She set off for Baghdad in 2011 to interview ordinary women
about their lives, and that testimony, combined with her own
childhood memories, make for a nuanced portrayal of Iraq viewed
both from the inside and out.
"I would get frustrated about the media's representation of
the Iraq war," the 33-year-old told Reuters after rehearsals
late last week.
"Every time I watched a film it was always the men's
stories, it was always the soldiers or the terrorists - 'Green
Zone', 'The Hurt Locker', all these programmes were about men
and I was like, 'what about the women?'"
The resulting play weaves love stories, jokes, humour and
childish innocence into the more familiar images of violence,
fear and death that fill news bulletins from Iraq today.
It also reminds viewers that Saddam Hussein, who was
executed after being ousted by the U.S.-led invasion, was once a
father figure and hero to many Iraqis.
"Up to eight years old all I saw were images on the news of
piles and piles of dead Iranian bodies (during the Iran-Iraq
war)," Mousawi recalled.
"Every time I'd see that I'd say 'yes, we're winning the
war'. All I ever knew was that Saddam was the hero and (late
Iranian leader Ayatollah Ruhollah) Khomeini was the baddie, and
that Saddam would protect me and wouldn't let Khomeini come and
VERBATIM THEATRE COMES TO LIFE
By jumping between episodes of Mousawi and her mother's life
in Baghdad and Bradford, reconstructions of interviews with
Iraqi women and references to war and violence, director Poonam
Brah attempted to make verbatim theatre more dramatic.

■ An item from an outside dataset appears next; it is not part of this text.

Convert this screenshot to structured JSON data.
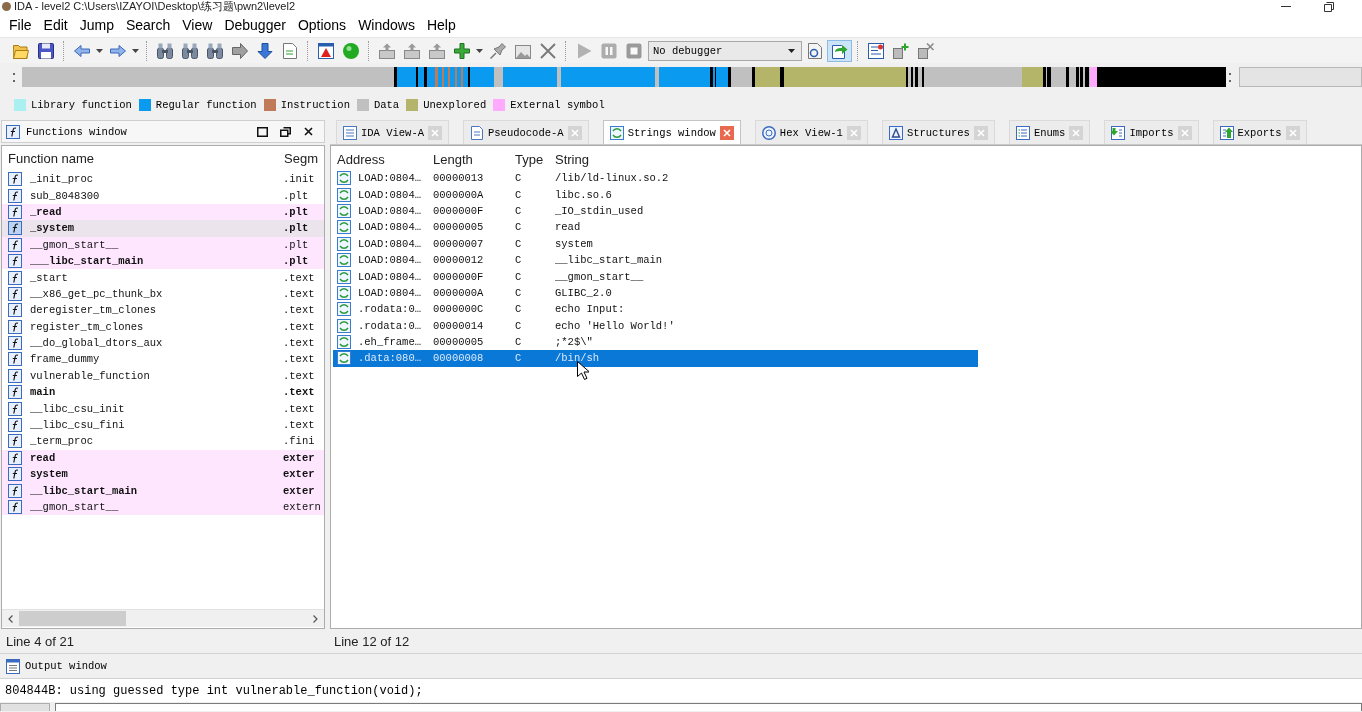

Several London theatres have experimented with the genre in
recent years, although the plays have tended to be based on
reconstructions of public inquiries into issues ranging from

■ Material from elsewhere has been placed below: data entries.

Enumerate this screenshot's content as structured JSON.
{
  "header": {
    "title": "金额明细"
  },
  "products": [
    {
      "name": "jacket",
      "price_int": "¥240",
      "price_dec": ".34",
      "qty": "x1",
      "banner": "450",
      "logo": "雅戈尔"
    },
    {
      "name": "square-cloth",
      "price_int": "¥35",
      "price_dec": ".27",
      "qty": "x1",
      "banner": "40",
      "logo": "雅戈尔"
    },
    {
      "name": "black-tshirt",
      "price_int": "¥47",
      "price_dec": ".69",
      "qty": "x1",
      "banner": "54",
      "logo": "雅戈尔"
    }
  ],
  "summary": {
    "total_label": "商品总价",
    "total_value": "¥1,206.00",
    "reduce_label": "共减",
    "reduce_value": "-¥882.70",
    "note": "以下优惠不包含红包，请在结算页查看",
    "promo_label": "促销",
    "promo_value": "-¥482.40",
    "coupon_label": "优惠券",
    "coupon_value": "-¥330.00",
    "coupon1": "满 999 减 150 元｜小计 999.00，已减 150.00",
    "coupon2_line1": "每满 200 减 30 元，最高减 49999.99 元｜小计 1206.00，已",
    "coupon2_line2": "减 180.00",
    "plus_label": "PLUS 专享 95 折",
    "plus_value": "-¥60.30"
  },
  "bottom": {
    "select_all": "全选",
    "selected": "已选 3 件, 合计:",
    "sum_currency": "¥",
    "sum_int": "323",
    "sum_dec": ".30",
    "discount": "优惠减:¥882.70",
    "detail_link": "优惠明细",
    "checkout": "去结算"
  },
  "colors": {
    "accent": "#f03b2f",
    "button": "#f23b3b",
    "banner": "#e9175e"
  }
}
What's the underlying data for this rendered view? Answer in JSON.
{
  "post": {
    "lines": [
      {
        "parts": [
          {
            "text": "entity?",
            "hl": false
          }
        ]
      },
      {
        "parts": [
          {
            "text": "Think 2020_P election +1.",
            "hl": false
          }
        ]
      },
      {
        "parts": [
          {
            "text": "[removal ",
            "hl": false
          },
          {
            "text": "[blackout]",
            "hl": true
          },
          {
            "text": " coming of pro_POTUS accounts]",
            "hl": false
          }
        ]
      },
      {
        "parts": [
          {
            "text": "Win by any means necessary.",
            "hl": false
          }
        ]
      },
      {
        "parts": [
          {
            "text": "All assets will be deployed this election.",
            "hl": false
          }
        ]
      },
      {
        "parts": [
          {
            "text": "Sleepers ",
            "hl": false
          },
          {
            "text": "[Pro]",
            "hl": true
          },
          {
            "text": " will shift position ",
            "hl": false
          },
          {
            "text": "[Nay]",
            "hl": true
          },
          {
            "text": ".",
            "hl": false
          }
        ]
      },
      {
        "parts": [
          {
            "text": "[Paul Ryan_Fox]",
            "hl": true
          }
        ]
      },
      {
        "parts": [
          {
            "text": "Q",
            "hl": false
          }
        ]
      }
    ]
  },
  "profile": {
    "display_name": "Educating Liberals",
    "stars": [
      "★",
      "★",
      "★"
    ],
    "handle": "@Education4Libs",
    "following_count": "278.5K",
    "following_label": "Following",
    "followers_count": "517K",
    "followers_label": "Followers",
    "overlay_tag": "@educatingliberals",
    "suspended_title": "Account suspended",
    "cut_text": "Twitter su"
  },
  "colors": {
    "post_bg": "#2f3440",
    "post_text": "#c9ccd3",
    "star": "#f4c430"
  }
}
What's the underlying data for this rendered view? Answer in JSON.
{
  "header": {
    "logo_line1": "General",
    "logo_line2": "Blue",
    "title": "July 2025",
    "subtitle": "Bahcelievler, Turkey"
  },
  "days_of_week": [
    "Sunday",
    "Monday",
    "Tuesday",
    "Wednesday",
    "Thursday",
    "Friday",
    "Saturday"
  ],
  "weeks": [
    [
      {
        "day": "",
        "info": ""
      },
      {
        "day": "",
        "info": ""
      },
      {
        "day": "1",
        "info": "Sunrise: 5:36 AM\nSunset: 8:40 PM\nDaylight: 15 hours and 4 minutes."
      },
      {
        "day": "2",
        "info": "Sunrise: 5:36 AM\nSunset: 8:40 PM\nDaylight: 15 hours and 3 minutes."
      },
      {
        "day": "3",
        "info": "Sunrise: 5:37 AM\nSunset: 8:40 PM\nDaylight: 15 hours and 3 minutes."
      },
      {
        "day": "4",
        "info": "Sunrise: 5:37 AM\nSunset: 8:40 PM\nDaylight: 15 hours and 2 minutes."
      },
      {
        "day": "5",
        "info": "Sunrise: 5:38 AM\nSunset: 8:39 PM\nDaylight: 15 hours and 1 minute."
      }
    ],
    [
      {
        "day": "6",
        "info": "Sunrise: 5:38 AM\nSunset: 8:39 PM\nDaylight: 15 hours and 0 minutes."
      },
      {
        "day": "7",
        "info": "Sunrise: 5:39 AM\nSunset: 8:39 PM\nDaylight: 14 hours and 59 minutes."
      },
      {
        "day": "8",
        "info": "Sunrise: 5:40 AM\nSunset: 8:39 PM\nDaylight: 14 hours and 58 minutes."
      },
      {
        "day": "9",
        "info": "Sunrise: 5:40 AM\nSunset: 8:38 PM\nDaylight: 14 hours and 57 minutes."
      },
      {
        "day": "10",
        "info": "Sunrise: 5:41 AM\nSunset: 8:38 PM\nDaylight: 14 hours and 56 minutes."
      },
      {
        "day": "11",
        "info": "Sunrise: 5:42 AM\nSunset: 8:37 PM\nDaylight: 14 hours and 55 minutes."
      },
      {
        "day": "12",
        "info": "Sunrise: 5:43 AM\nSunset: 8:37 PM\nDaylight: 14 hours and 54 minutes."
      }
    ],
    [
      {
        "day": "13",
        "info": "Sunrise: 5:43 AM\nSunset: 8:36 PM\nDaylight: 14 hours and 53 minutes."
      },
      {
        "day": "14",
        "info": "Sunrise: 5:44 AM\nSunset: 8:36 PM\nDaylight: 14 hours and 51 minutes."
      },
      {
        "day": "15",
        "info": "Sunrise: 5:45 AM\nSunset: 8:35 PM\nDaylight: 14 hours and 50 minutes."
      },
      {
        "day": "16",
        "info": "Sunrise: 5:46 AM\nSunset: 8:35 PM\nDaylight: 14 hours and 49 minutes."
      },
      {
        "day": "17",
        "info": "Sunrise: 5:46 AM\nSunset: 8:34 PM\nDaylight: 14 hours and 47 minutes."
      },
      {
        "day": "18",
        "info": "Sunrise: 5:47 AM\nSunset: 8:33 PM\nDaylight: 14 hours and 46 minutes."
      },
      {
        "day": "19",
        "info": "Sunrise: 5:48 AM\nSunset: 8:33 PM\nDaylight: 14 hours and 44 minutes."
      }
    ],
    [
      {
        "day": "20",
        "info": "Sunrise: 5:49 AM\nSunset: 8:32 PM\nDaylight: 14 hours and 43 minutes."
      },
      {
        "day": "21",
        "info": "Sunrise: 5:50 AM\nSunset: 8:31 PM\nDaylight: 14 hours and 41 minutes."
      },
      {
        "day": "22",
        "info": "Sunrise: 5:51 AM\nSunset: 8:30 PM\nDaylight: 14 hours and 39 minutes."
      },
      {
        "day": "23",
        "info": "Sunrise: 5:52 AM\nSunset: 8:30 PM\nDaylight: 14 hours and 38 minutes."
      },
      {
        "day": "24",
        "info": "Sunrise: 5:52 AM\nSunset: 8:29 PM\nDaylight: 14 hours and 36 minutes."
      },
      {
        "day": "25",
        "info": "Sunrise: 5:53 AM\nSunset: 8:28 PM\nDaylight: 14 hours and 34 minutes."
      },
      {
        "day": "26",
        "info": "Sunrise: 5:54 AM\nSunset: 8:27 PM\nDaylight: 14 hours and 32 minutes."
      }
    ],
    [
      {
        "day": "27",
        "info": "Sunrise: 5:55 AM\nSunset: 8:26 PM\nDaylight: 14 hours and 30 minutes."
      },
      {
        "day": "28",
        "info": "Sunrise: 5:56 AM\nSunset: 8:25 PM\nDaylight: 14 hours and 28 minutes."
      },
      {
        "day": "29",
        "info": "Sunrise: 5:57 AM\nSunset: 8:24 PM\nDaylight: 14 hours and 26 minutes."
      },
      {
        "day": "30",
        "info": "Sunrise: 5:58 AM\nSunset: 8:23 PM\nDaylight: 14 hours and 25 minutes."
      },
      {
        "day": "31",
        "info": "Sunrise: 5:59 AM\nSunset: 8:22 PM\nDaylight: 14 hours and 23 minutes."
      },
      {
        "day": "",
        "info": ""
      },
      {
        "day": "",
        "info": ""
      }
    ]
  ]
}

Guantanamo Bay to Northern Ireland.
"That is the thing that is really original (about our
play)," said Brah, co-founder of theatre company 3Fates.
"They were all pretty dry, so we also want to challenge that
idea of the reverence of the truth by doing it in a more
The Return opens on Tuesday at The Yard Theatre, located
just a few hundred yards (metres) from the Olympic Park where
much of the summer games will be held.
Running for five nights, it is part of a summer season that
aims to present a picture of what it means to be British,
particularly from the point of view of people of mixed heritage.
For The Yard's associate artistic director Tarek Iskander,
the objective of the July 3-28 festival was to give a voice to
people who may not be heard amid the clamour for attention ahead
of the Olympic Games.
"There's a lot of packaging about what Britain is at the
moment, and there was this sense of 'how do we give voices to
people that aren't really being reflected in the Olympics?'"
"What I think we've ended up with is quite personal stories,
and I think what they're all doing is kind of grappling with
what it means to be British. It's surprising to me what an
international context we define ourselves in."
The Yard Theatre (www.theyardtheatre.co.uk) has been given
funding for the next three years as part of a scheme to ensure
that the Olympic Park and its surroundings continue to thrive
after the Games are over.
"We really hope we can be part of keeping that place alive,"
"There's always that danger that it ends up being a ghost
town, and people feel displaced. There's a lot of anger in the
local community about the Olympics and the feeling that it
doesn't reflect them or represent them."
(Reporting by Mike Collett-White, editing by Paul Casciato)